False or misleading claims in advertising and marketing can cost the unwary
Consumer watchdogs are cracking down on companies that make false or misleading claims in their marketing or give a false impression of their business.
High fine for claiming cancer cured through nutrition
Fake wellness blogger Belle Gibson was ordered to pay a fine of $410,000 by the Federal Court, which found that she had misled readers by claiming her brain cancer was cured through nutrition, when in fact she had never had the disease. (See Director of Consumer Affairs Victoria v Gibson (No 3)  FCA 1148.)
That case was taken to court by Consumer Affairs Victoria, but the Australian Competition and Consumer Commission is also chasing down small businesses for misleading marketing.
Declaring bankruptcy does not provide escape from penalties
A fine of $50,000 was imposed in 2013 on a small business owner who knowingly made false claims for printer cartridges for which he had tried to bill other firms.
He declared bankruptcy, but as soon as he was discharged from bankruptcy in 2017, the ACCC sought a garnishee order to enforce the penalty. (See ACCC takes action to enforce $50,000 penalty.)
Intention to mislead not necessary to attract fines
Managers should be aware that even firms that don’t deliberately set out to deceive in making misleading claims about their business can be caught up in the ACCC crackdown.
It can be very costly to fall foul of the ACCC actions on misleading marketing, not just in court action and fines, but also in damage to the firm’s reputation and lost income from clients turning away.
Under the law it makes no difference whether the business intended to mislead customers.
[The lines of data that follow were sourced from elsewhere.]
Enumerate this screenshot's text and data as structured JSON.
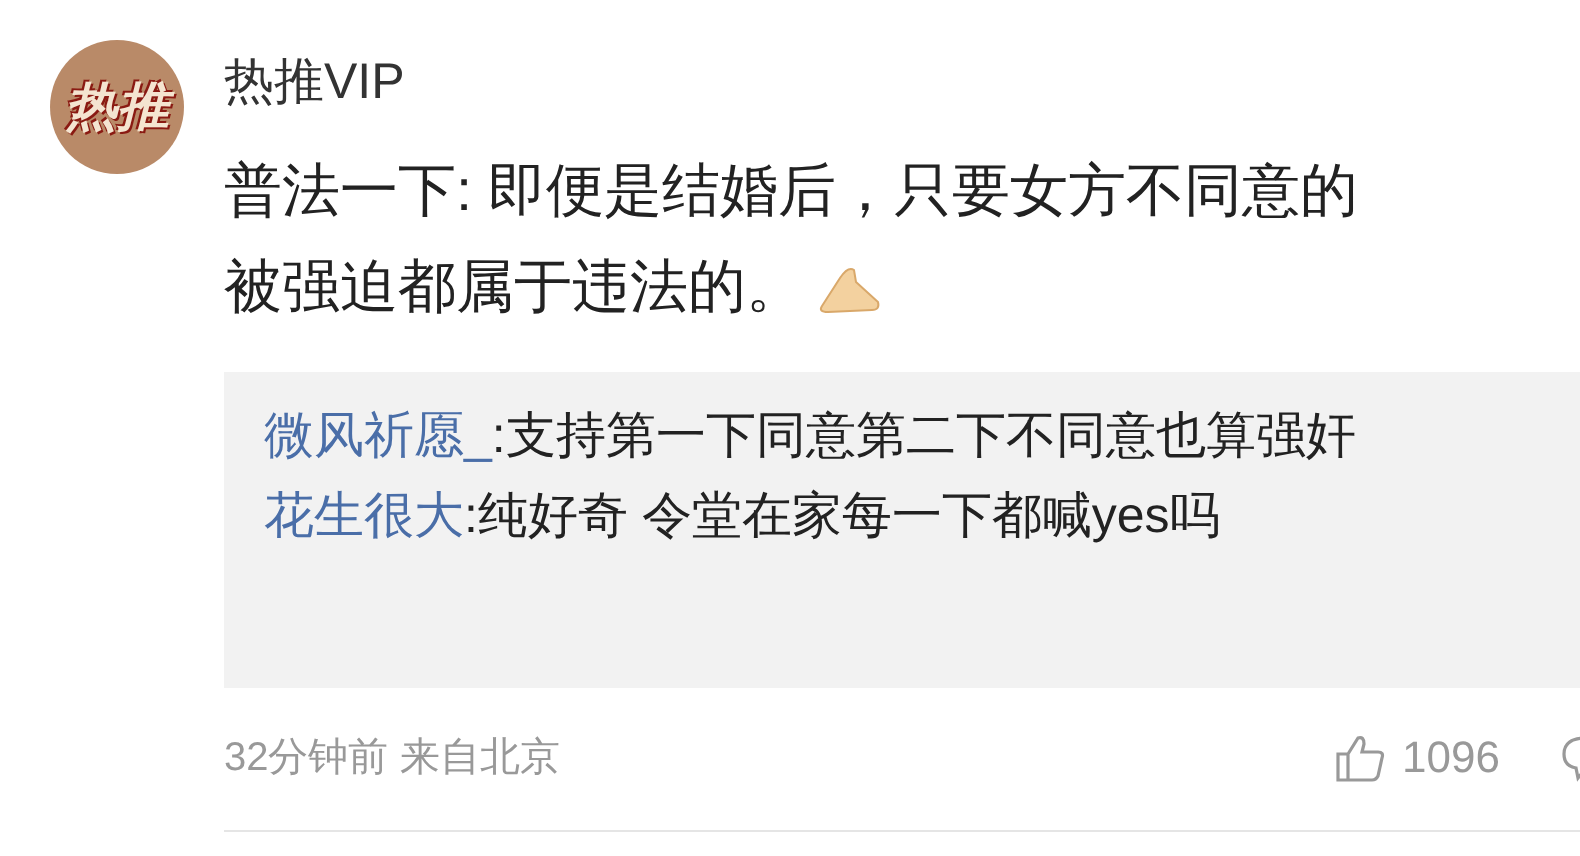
{
  "avatar": {
    "text": "热推"
  },
  "author": "热推VIP",
  "body": [
    "普法一下: 即便是结婚后，只要女方不同意的",
    "被强迫都属于违法的。"
  ],
  "replies": [
    {
      "user": "微风祈愿_",
      "text": ":支持第一下同意第二下不同意也算强奸"
    },
    {
      "user": "花生很大",
      "text": ":纯好奇 令堂在家每一下都喊yes吗"
    }
  ],
  "meta": "32分钟前 来自北京",
  "likes": "1096"
}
If the overall impression left by an advertisement, promotion, quotation, statement or representation creates a misleading impression such as to the price, value or quality of goods and services, it can breach the law.
What sorts of claims can be seen as “misleading”?
The ACCC gives some examples – a real estate agent describes a property as “beachfront” when it is not on the beach. A watch is advertised as reduced from $200 to $100 when it was never priced at $200. Pills are promoted as having health benefits when there is no evidence. A mobile phone provider signs you up to a contract without telling you there is no coverage in your region. A transport company uses a picture of a plane in its advertising when they only go by road.
However, the law does recognise that outlandish plugs such as “best burger on earth” are clearly over the top and are not considered misleading.
Exercise caution in relying on the “obvious exaggeration” exemption
It might not always be clear whether claims for a product or service fall into the exemption of obvious exaggeration, and it would be wise to seek expert legal advice to ensure the ACCC doesn’t come knocking.
And if the ACCC does send a “please explain”, it would pay to have someone expert in commercial law on your side to answer their questions.
Some of the marketing pitfalls occur in the fine print of advertising – comparing your product to another, so-called bait advertising such as sale specials and exaggerated claims for environmentally friendly elements.
False claims that businesses should avoid
Businesses cannot make false claims about:
- the quality, style, model or history of a product or service
- age of the goods
- the sponsorship, performance characteristics, accessories, benefits or use of products and services
- the availability of repair facilities or spare parts
- the need for the goods or services
- any exclusions on the goods and services